Rather, humans are capable of tempering their emptions, which can be more brittle and easily broken than even the most poorly forged tool. When facing an opportunity that can really pay off, but could also end in miserable failure, it helps to go through a process of emotional tempering.
In this process, one goes from really excited, to more subdued, to really excited again, and so on. Like carbon atoms in steel, this tempering allows little bits of confidence to spread around, and then solidifies them in place. Not even the meanest comment or most disheartening failure can shake the confidence particles from their new position, allowing a person’s emotional state to remain in tact through a tough situation.
A well-tempered sword, like a well-tempered person, might not be able to break through absolutely everything, yet can stand resistance without being broken itself.
Of course, if I had the option, I would rather be a lightsaber than a solid steel sword.
A lightsaber can simply slice right through anything, and it doesn’t need any tempering at all.

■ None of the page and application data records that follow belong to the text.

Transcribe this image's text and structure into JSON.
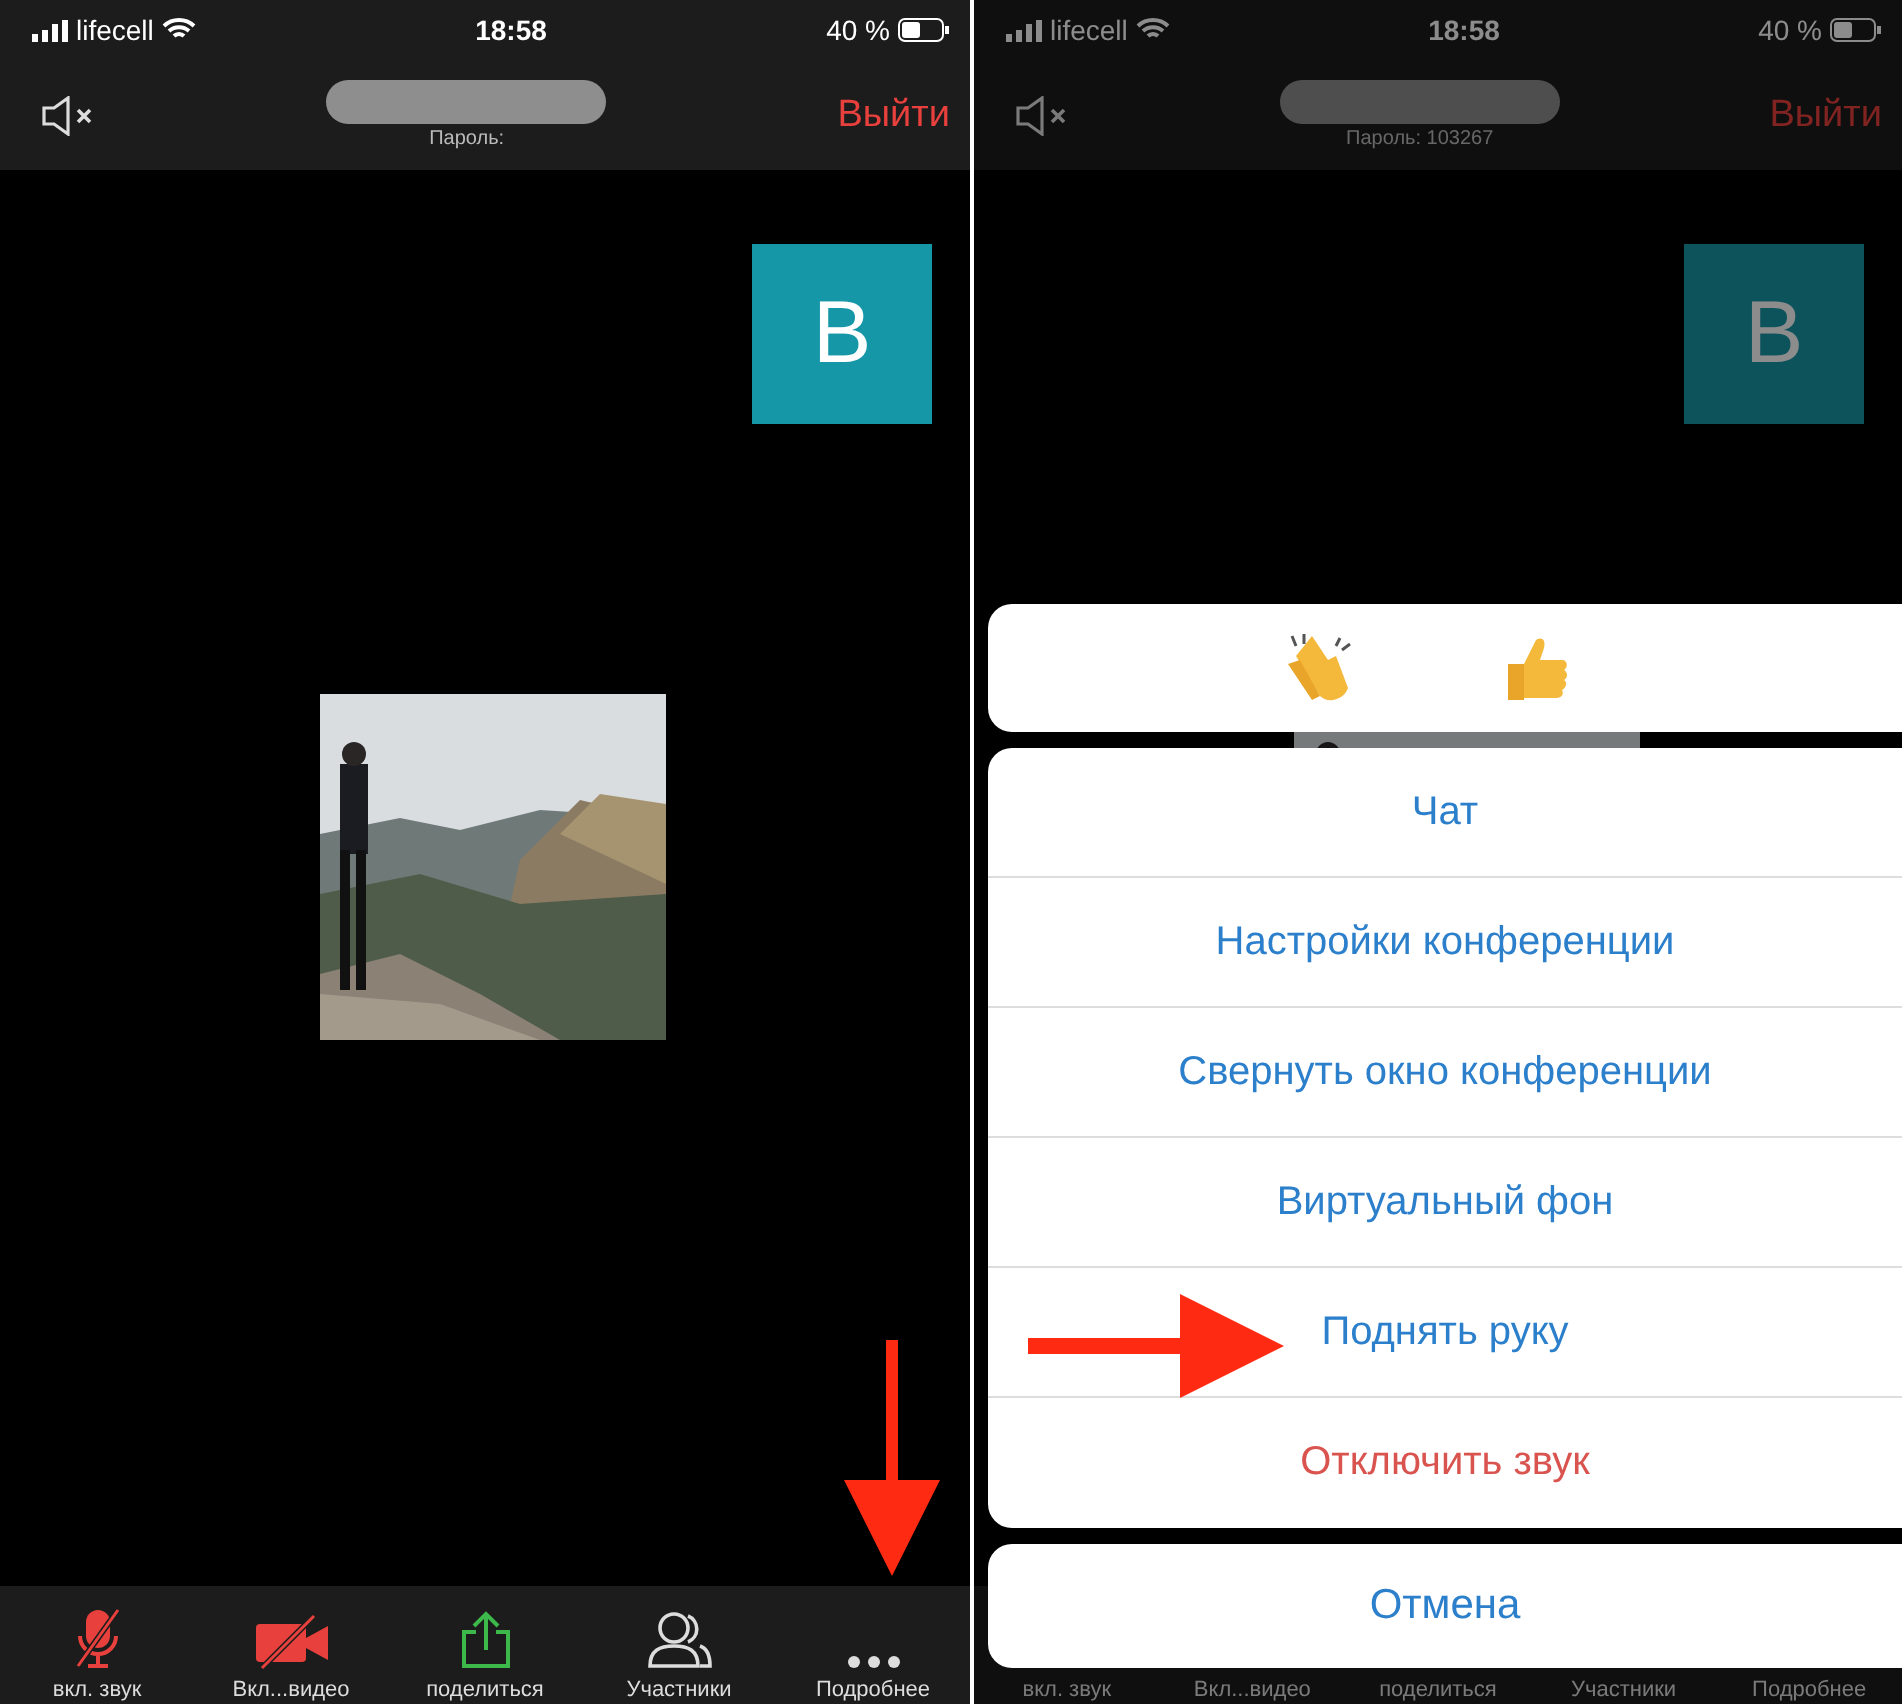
{
  "screens": [
    {
      "dimmed": false,
      "status": {
        "carrier": "lifecell",
        "time": "18:58",
        "battery": "40 %"
      },
      "header": {
        "password": "Пароль:",
        "leave": "Выйти"
      },
      "tile": {
        "initial": "B"
      },
      "toolbar": [
        {
          "kind": "mic",
          "label": "вкл. звук"
        },
        {
          "kind": "video",
          "label": "Вкл...видео"
        },
        {
          "kind": "share",
          "label": "поделиться"
        },
        {
          "kind": "people",
          "label": "Участники"
        },
        {
          "kind": "more",
          "label": "Подробнее"
        }
      ],
      "arrow": {
        "kind": "down"
      }
    },
    {
      "dimmed": true,
      "status": {
        "carrier": "lifecell",
        "time": "18:58",
        "battery": "40 %"
      },
      "header": {
        "password": "Пароль: 103267",
        "leave": "Выйти"
      },
      "tile": {
        "initial": "B"
      },
      "toolbar": [
        {
          "label": "вкл. звук"
        },
        {
          "label": "Вкл...видео"
        },
        {
          "label": "поделиться"
        },
        {
          "label": "Участники"
        },
        {
          "label": "Подробнее"
        }
      ],
      "menu": {
        "reactions": [
          {
            "kind": "clap"
          },
          {
            "kind": "thumbs_up"
          }
        ],
        "items": [
          {
            "label": "Чат",
            "kind": "normal"
          },
          {
            "label": "Настройки конференции",
            "kind": "normal"
          },
          {
            "label": "Свернуть окно конференции",
            "kind": "normal"
          },
          {
            "label": "Виртуальный фон",
            "kind": "normal"
          },
          {
            "label": "Поднять руку",
            "kind": "normal"
          },
          {
            "label": "Отключить звук",
            "kind": "destructive"
          }
        ],
        "cancel": "Отмена"
      },
      "arrow": {
        "kind": "right"
      }
    }
  ]
}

One of the most fascinating things about the Indian subcontinent is its caste system. The caste system is a method of organizing people into a social hierarchy based on their family history and occupation. At the top of the system are the Brahmins: religious authorities that serve as the rulers of Indian society, like priest-kings. At the bottom are the Untouchables: people who deal with garbage and other forms of human waste. The Caste System is thousands of years old and has had a profound impact in India to this day.

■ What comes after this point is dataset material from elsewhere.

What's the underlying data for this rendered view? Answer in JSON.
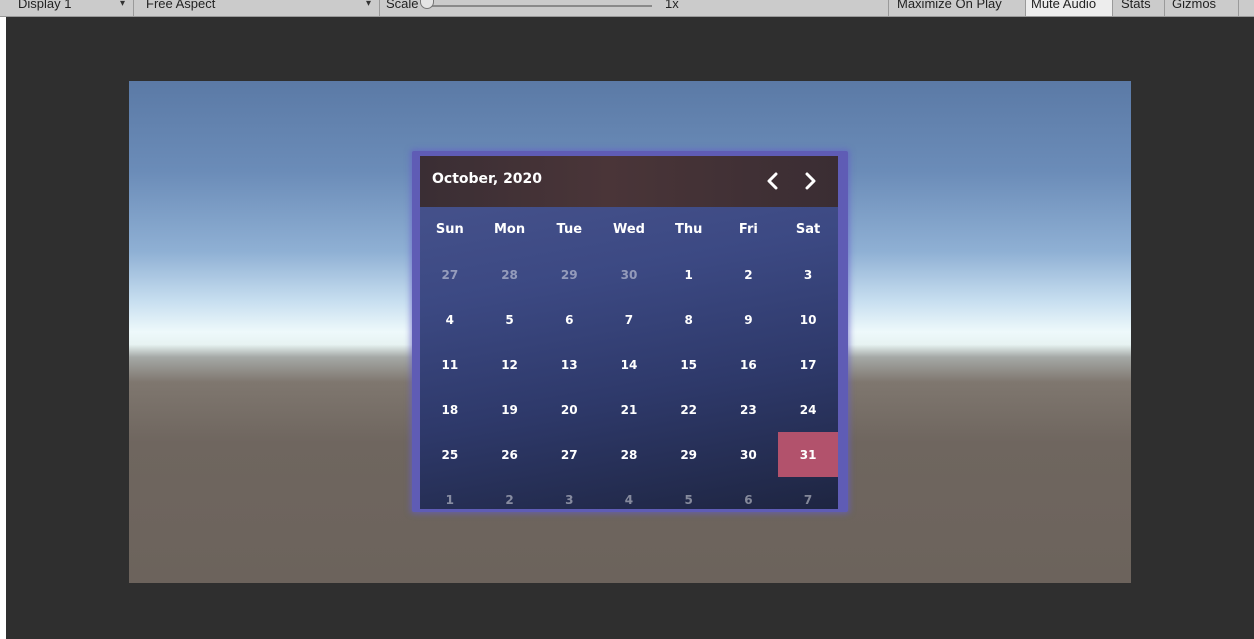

Although India is currently in a period of rapid industrialization and economic growth, it is still a place characterized by squalor and despair. This is, in part, a result of the Cast System. Indian society is stuck in a backward state because it does not respect the people who deal with trash and toilets. They have yet to learn that janitors are the secret lords of advanced civilizations.

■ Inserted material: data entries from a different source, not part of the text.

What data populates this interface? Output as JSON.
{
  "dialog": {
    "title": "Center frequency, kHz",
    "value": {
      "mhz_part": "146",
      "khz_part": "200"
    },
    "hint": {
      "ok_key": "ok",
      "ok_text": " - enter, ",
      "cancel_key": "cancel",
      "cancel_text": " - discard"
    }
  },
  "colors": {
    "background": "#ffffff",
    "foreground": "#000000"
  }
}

Being a janitor is like being a member of an elite secret club, similar to the Templars, the Free Masons, and the Illuminati. Janitors pull the strings behind the scenes, keep everything in working order, and know the people of their respective societies better than anyone else. Janitors make decisions that impact the lives of everyone who ever needs to go to the bathroom.
But there is more to being a janitor than determining the scent and color of urinal cakes.
Janitors are privileged to the true knowledge of human nature. Archaeologists study cultures of the past based on the things they threw away. Janitors use the same technique to learn about people of the present. You can tell tall a lot about people by what they throw away. What they care about. What they don’t care about.
In the past few years it has become popular for activist individuals to crusade against how wasteful our society is. This is not news to the janitor. In fact, even the most informed and environmentally conscious person would be shocked to learn the true extent of our wastefulness. It is the janitor’s sacred duty to hide the scope of the crisis, in order to keep the population calm and avert panic. Just like the government officials who do everything they can to keep the imminent alien invasion under wraps. (But don’t worry about that.)
Many philosophers and great thinkers have struggled with the question, “What is a person?” Janitors know the answer, but they don’t tell anyone because they know it would offend the masses. All human beings, from prince to pauper and everyone in between, are nothing more than walking messes waiting to happen.
Many people think janitors belong to a lower caste, like the Untouchables in India. Actually, the opposite is true. All people are but children in the eyes of the janitor. Children that need to be cleaned up after.
I will probably be kicked out of the janitor’s guild, or worse, for revealing these age-old secrets. But it is no matter. The highest offices should only be held temporarily. Despite the secret power and influence of the janitor I certainly don’t want to empty trashcans and clean toilets for the rest of my life.